The Town of Stoneham Massachusetts

Stoneham is a town in Middlesex County, Massachusetts, nine miles north of downtown Boston. Its proximity to major highways and public transportation offers convenient access to Boston and the North Shore coastal region and beaches of Massachusetts. The town is the birthplace of Olympic figure skating medalist Nancy Kerrigan and is also the home of the Stone Zoo.

The earliest documented mention of the territory now called Stoneham dates to the year 1632, when on February 7 Governor Winthrop and his party came upon this area. They found Spot Pond and ate their lunch on a place they called Cheese Rock, now known as Bear Hill. Stoneham was first settled in 1634 and was originally a part of Charlestown. The town's first meeting-house was erected in 1726 and the first church was organized in 1729.

According to the U.S. Census Bureau, the town occupies a total area of 6.7 square miles (17.4 km²), of which 6.2 square miles (15.9 km²) is land and 0.6 square miles (1.5 km²), is water. Stoneham has two exits off Interstate 93, Route 28 and Winchester Highlands. Stoneham is inside the Route 128 belt that delineates the core of metropolitan Boston. Public transportation is available in several modes. The Oak Grove subway station is 3.8 miles from Stoneham Center, in Malden, while the MBTA's 132 bus route travels through Stoneham Center, offering transportation to the Orange Line at Oak Grove and Malden Station.


From Our Blog

J. Butler Property Management, LLC. : Stoneham, Massachusetts

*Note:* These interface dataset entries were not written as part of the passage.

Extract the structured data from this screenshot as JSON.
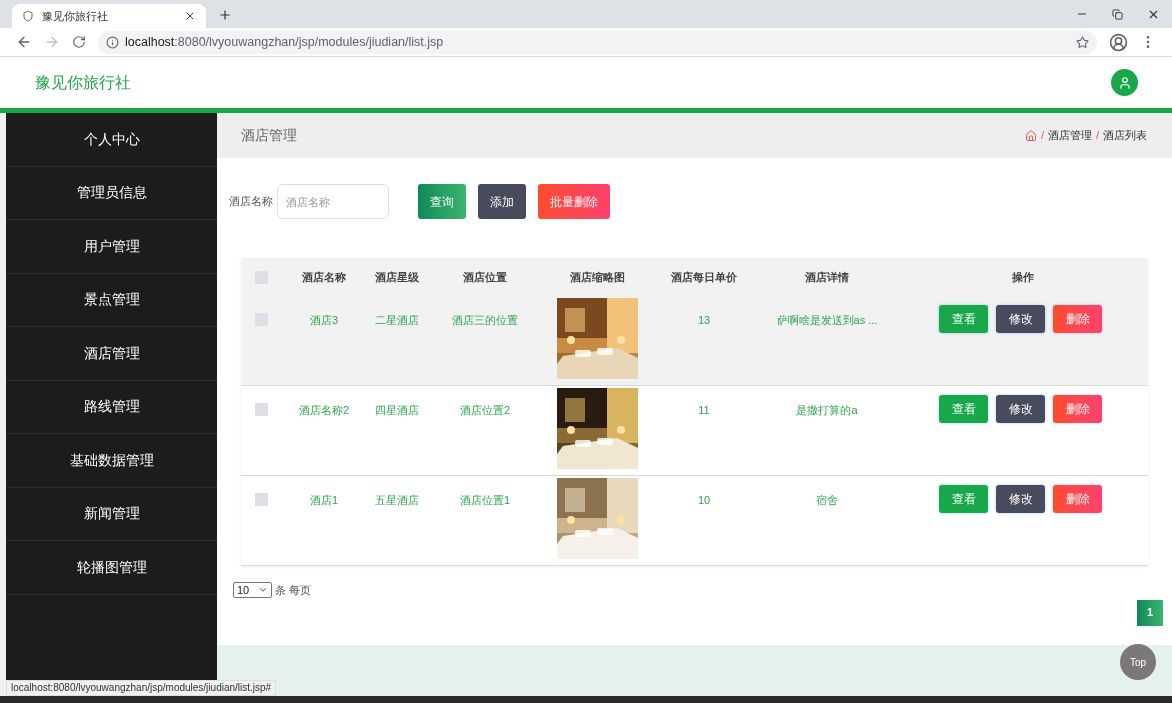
{
  "browser": {
    "tab_title": "豫见你旅行社",
    "url_host": "localhost",
    "url_path": ":8080/lvyouwangzhan/jsp/modules/jiudian/list.jsp",
    "status_url": "localhost:8080/lvyouwangzhan/jsp/modules/jiudian/list.jsp#"
  },
  "header": {
    "brand": "豫见你旅行社"
  },
  "sidebar": {
    "items": [
      {
        "label": "个人中心"
      },
      {
        "label": "管理员信息"
      },
      {
        "label": "用户管理"
      },
      {
        "label": "景点管理"
      },
      {
        "label": "酒店管理"
      },
      {
        "label": "路线管理"
      },
      {
        "label": "基础数据管理"
      },
      {
        "label": "新闻管理"
      },
      {
        "label": "轮播图管理"
      }
    ]
  },
  "breadcrumb": {
    "page_title": "酒店管理",
    "separator": "/",
    "trail": [
      "酒店管理",
      "酒店列表"
    ]
  },
  "search": {
    "label": "酒店名称",
    "placeholder": "酒店名称",
    "buttons": [
      {
        "label": "查询",
        "kind": "query"
      },
      {
        "label": "添加",
        "kind": "add"
      },
      {
        "label": "批量删除",
        "kind": "delete"
      }
    ]
  },
  "table": {
    "select_all_checked": false,
    "columns": [
      "酒店名称",
      "酒店星级",
      "酒店位置",
      "酒店缩略图",
      "酒店每日单价",
      "酒店详情",
      "操作"
    ],
    "rows": [
      {
        "checked": false,
        "hovered": true,
        "name": "酒店3",
        "star": "二星酒店",
        "location": "酒店三的位置",
        "price": "13",
        "detail": "萨啊啥是发送到as ...",
        "actions": [
          {
            "label": "查看",
            "kind": "view"
          },
          {
            "label": "修改",
            "kind": "edit"
          },
          {
            "label": "删除",
            "kind": "delete"
          }
        ]
      },
      {
        "checked": false,
        "hovered": false,
        "name": "酒店名称2",
        "star": "四星酒店",
        "location": "酒店位置2",
        "price": "11",
        "detail": "是撒打算的a",
        "actions": [
          {
            "label": "查看",
            "kind": "view"
          },
          {
            "label": "修改",
            "kind": "edit"
          },
          {
            "label": "删除",
            "kind": "delete"
          }
        ]
      },
      {
        "checked": false,
        "hovered": false,
        "name": "酒店1",
        "star": "五星酒店",
        "location": "酒店位置1",
        "price": "10",
        "detail": "宿舍",
        "actions": [
          {
            "label": "查看",
            "kind": "view"
          },
          {
            "label": "修改",
            "kind": "edit"
          },
          {
            "label": "删除",
            "kind": "delete"
          }
        ]
      }
    ]
  },
  "pagination": {
    "page_size": "10",
    "per_page_text": "条 每页",
    "pages": [
      {
        "label": "1",
        "selected": true
      }
    ]
  },
  "back_to_top": "Top"
}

An astute property manager understands the importance of ensuring that a building’s irrigation system has sensors that turn off the sprinkler system if it is raining. Understandably, few things irritate people more than driving to an area where it is raining and seeing the lawn sprinkler system going. This is especially true in today’s more environmentally conscious atmosphere. Making water efficiency a priority is not only a cost-effective way to take advantage of modern technologies and options. It is also a way to go green while adding more green to the bottom line. This really amounts to a win-win proposition. Sensible suggestions for reduced water use include low-flush toilets, aerators and meters. As more toilets become certified with the WaterSense label, the average price is expected to continue to drop. Aerators for faucets only cost a few dollars and are simple to install. Using WaterSense labeled faucets or aerators could reduce a household\'s water use by more than 500 gallons annually. In a large building, the savings is of course even higher. Meters and submeters offer property managers a detailed look at how much water different systems are using, which translates to greater control. An integrated water recycling system collects the water from the building\'s showers, sinks and rainwater. It then runs this water through the building\'s disinfection and filtration network, in order for the water to be recycled back into the building for irrigation and toilets.